Aim of the exercise
Copy all the lines below without altering anything.

Excerpted records
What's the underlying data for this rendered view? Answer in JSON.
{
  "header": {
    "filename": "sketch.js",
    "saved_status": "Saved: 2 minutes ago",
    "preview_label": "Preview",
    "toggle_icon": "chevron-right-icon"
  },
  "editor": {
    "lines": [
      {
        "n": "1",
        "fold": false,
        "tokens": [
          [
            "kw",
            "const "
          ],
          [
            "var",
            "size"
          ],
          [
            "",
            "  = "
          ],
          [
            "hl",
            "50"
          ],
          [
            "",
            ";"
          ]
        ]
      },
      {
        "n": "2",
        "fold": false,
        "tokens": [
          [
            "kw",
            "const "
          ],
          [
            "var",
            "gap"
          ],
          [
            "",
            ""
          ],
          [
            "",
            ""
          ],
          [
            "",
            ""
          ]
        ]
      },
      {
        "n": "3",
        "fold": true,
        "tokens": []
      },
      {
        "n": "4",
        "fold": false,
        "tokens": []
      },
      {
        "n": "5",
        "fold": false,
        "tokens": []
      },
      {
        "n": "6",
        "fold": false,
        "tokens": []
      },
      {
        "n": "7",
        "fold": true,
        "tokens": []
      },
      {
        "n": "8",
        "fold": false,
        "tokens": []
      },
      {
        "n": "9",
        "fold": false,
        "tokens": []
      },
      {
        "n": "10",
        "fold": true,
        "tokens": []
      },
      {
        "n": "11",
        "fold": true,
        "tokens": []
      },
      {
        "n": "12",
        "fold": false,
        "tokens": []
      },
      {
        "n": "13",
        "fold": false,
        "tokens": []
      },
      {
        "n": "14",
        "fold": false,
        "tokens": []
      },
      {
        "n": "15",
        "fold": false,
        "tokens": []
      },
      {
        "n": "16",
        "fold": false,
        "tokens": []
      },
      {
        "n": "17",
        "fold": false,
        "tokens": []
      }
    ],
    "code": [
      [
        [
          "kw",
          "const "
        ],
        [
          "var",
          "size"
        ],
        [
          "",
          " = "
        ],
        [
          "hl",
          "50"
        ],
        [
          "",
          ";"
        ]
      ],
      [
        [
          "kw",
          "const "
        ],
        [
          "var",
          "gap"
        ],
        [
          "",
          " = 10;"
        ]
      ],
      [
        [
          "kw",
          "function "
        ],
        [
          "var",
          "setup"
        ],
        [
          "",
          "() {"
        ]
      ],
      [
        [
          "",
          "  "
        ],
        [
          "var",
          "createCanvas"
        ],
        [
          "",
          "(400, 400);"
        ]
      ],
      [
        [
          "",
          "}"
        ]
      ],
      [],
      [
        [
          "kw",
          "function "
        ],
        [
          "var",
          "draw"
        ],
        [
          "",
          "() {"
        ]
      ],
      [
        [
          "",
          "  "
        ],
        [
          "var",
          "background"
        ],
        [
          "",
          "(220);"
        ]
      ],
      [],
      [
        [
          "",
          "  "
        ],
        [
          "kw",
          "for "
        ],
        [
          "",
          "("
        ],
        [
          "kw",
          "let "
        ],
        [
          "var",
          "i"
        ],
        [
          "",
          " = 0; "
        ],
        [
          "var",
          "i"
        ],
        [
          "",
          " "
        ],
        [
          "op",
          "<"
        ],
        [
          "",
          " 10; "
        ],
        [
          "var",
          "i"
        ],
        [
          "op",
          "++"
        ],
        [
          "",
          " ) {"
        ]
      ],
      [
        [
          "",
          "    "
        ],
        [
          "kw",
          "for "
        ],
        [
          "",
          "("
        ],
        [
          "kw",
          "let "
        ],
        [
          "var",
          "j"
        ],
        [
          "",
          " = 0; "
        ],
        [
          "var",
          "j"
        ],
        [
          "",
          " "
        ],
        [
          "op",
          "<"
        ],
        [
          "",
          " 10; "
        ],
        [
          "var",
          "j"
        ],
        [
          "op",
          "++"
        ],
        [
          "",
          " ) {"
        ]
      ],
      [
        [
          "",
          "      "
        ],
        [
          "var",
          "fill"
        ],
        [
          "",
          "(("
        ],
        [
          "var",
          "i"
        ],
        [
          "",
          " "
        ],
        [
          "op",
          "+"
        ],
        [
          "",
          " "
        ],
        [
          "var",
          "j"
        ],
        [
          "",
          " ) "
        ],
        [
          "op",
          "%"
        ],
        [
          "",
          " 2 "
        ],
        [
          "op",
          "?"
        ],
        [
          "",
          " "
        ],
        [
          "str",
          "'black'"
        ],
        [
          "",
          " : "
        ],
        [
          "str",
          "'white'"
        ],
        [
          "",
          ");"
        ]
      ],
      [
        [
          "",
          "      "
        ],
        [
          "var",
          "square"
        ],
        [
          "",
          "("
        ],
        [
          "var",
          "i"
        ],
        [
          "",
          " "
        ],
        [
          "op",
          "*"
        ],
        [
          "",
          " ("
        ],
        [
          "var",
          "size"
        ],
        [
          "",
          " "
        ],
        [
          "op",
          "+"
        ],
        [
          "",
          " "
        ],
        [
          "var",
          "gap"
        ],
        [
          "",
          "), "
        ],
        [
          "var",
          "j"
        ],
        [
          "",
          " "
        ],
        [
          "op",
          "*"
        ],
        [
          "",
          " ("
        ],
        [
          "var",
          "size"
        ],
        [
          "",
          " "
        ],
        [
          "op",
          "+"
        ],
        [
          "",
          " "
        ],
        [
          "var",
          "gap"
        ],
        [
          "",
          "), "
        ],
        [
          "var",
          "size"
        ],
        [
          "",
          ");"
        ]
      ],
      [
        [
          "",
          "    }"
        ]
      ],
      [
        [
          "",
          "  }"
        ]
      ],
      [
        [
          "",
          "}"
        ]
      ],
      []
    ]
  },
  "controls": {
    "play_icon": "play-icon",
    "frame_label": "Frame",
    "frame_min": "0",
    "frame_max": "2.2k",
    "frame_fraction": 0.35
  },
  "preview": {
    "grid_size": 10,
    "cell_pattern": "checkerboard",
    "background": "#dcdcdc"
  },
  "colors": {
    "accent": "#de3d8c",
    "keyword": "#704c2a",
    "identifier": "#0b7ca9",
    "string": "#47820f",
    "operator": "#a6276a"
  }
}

Problem solution
What's the underlying data for this rendered view? Answer in JSON.
{
  "header": {
    "filename": "sketch.js",
    "saved_status": "Saved: 2 minutes ago",
    "preview_label": "Preview",
    "toggle_icon": "chevron-right-icon"
  },
  "editor": {
    "lines": [
      {
        "n": "1",
        "fold": false,
        "tokens": [
          [
            "kw",
            "const "
          ],
          [
            "var",
            "size"
          ],
          [
            "",
            "  = "
          ],
          [
            "hl",
            "50"
          ],
          [
            "",
            ";"
          ]
        ]
      },
      {
        "n": "2",
        "fold": false,
        "tokens": [
          [
            "kw",
            "const "
          ],
          [
            "var",
            "gap"
          ],
          [
            "",
            ""
          ],
          [
            "",
            ""
          ],
          [
            "",
            ""
          ]
        ]
      },
      {
        "n": "3",
        "fold": true,
        "tokens": []
      },
      {
        "n": "4",
        "fold": false,
        "tokens": []
      },
      {
        "n": "5",
        "fold": false,
        "tokens": []
      },
      {
        "n": "6",
        "fold": false,
        "tokens": []
      },
      {
        "n": "7",
        "fold": true,
        "tokens": []
      },
      {
        "n": "8",
        "fold": false,
        "tokens": []
      },
      {
        "n": "9",
        "fold": false,
        "tokens": []
      },
      {
        "n": "10",
        "fold": true,
        "tokens": []
      },
      {
        "n": "11",
        "fold": true,
        "tokens": []
      },
      {
        "n": "12",
        "fold": false,
        "tokens": []
      },
      {
        "n": "13",
        "fold": false,
        "tokens": []
      },
      {
        "n": "14",
        "fold": false,
        "tokens": []
      },
      {
        "n": "15",
        "fold": false,
        "tokens": []
      },
      {
        "n": "16",
        "fold": false,
        "tokens": []
      },
      {
        "n": "17",
        "fold": false,
        "tokens": []
      }
    ],
    "code": [
      [
        [
          "kw",
          "const "
        ],
        [
          "var",
          "size"
        ],
        [
          "",
          " = "
        ],
        [
          "hl",
          "50"
        ],
        [
          "",
          ";"
        ]
      ],
      [
        [
          "kw",
          "const "
        ],
        [
          "var",
          "gap"
        ],
        [
          "",
          " = 10;"
        ]
      ],
      [
        [
          "kw",
          "function "
        ],
        [
          "var",
          "setup"
        ],
        [
          "",
          "() {"
        ]
      ],
      [
        [
          "",
          "  "
        ],
        [
          "var",
          "createCanvas"
        ],
        [
          "",
          "(400, 400);"
        ]
      ],
      [
        [
          "",
          "}"
        ]
      ],
      [],
      [
        [
          "kw",
          "function "
        ],
        [
          "var",
          "draw"
        ],
        [
          "",
          "() {"
        ]
      ],
      [
        [
          "",
          "  "
        ],
        [
          "var",
          "background"
        ],
        [
          "",
          "(220);"
        ]
      ],
      [],
      [
        [
          "",
          "  "
        ],
        [
          "kw",
          "for "
        ],
        [
          "",
          "("
        ],
        [
          "kw",
          "let "
        ],
        [
          "var",
          "i"
        ],
        [
          "",
          " = 0; "
        ],
        [
          "var",
          "i"
        ],
        [
          "",
          " "
        ],
        [
          "op",
          "<"
        ],
        [
          "",
          " 10; "
        ],
        [
          "var",
          "i"
        ],
        [
          "op",
          "++"
        ],
        [
          "",
          " ) {"
        ]
      ],
      [
        [
          "",
          "    "
        ],
        [
          "kw",
          "for "
        ],
        [
          "",
          "("
        ],
        [
          "kw",
          "let "
        ],
        [
          "var",
          "j"
        ],
        [
          "",
          " = 0; "
        ],
        [
          "var",
          "j"
        ],
        [
          "",
          " "
        ],
        [
          "op",
          "<"
        ],
        [
          "",
          " 10; "
        ],
        [
          "var",
          "j"
        ],
        [
          "op",
          "++"
        ],
        [
          "",
          " ) {"
        ]
      ],
      [
        [
          "",
          "      "
        ],
        [
          "var",
          "fill"
        ],
        [
          "",
          "(("
        ],
        [
          "var",
          "i"
        ],
        [
          "",
          " "
        ],
        [
          "op",
          "+"
        ],
        [
          "",
          " "
        ],
        [
          "var",
          "j"
        ],
        [
          "",
          " ) "
        ],
        [
          "op",
          "%"
        ],
        [
          "",
          " 2 "
        ],
        [
          "op",
          "?"
        ],
        [
          "",
          " "
        ],
        [
          "str",
          "'black'"
        ],
        [
          "",
          " : "
        ],
        [
          "str",
          "'white'"
        ],
        [
          "",
          ");"
        ]
      ],
      [
        [
          "",
          "      "
        ],
        [
          "var",
          "square"
        ],
        [
          "",
          "("
        ],
        [
          "var",
          "i"
        ],
        [
          "",
          " "
        ],
        [
          "op",
          "*"
        ],
        [
          "",
          " ("
        ],
        [
          "var",
          "size"
        ],
        [
          "",
          " "
        ],
        [
          "op",
          "+"
        ],
        [
          "",
          " "
        ],
        [
          "var",
          "gap"
        ],
        [
          "",
          "), "
        ],
        [
          "var",
          "j"
        ],
        [
          "",
          " "
        ],
        [
          "op",
          "*"
        ],
        [
          "",
          " ("
        ],
        [
          "var",
          "size"
        ],
        [
          "",
          " "
        ],
        [
          "op",
          "+"
        ],
        [
          "",
          " "
        ],
        [
          "var",
          "gap"
        ],
        [
          "",
          "), "
        ],
        [
          "var",
          "size"
        ],
        [
          "",
          ");"
        ]
      ],
      [
        [
          "",
          "    }"
        ]
      ],
      [
        [
          "",
          "  }"
        ]
      ],
      [
        [
          "",
          "}"
        ]
      ],
      []
    ]
  },
  "controls": {
    "play_icon": "play-icon",
    "frame_label": "Frame",
    "frame_min": "0",
    "frame_max": "2.2k",
    "frame_fraction": 0.35
  },
  "preview": {
    "grid_size": 10,
    "cell_pattern": "checkerboard",
    "background": "#dcdcdc"
  },
  "colors": {
    "accent": "#de3d8c",
    "keyword": "#704c2a",
    "identifier": "#0b7ca9",
    "string": "#47820f",
    "operator": "#a6276a"
  }
}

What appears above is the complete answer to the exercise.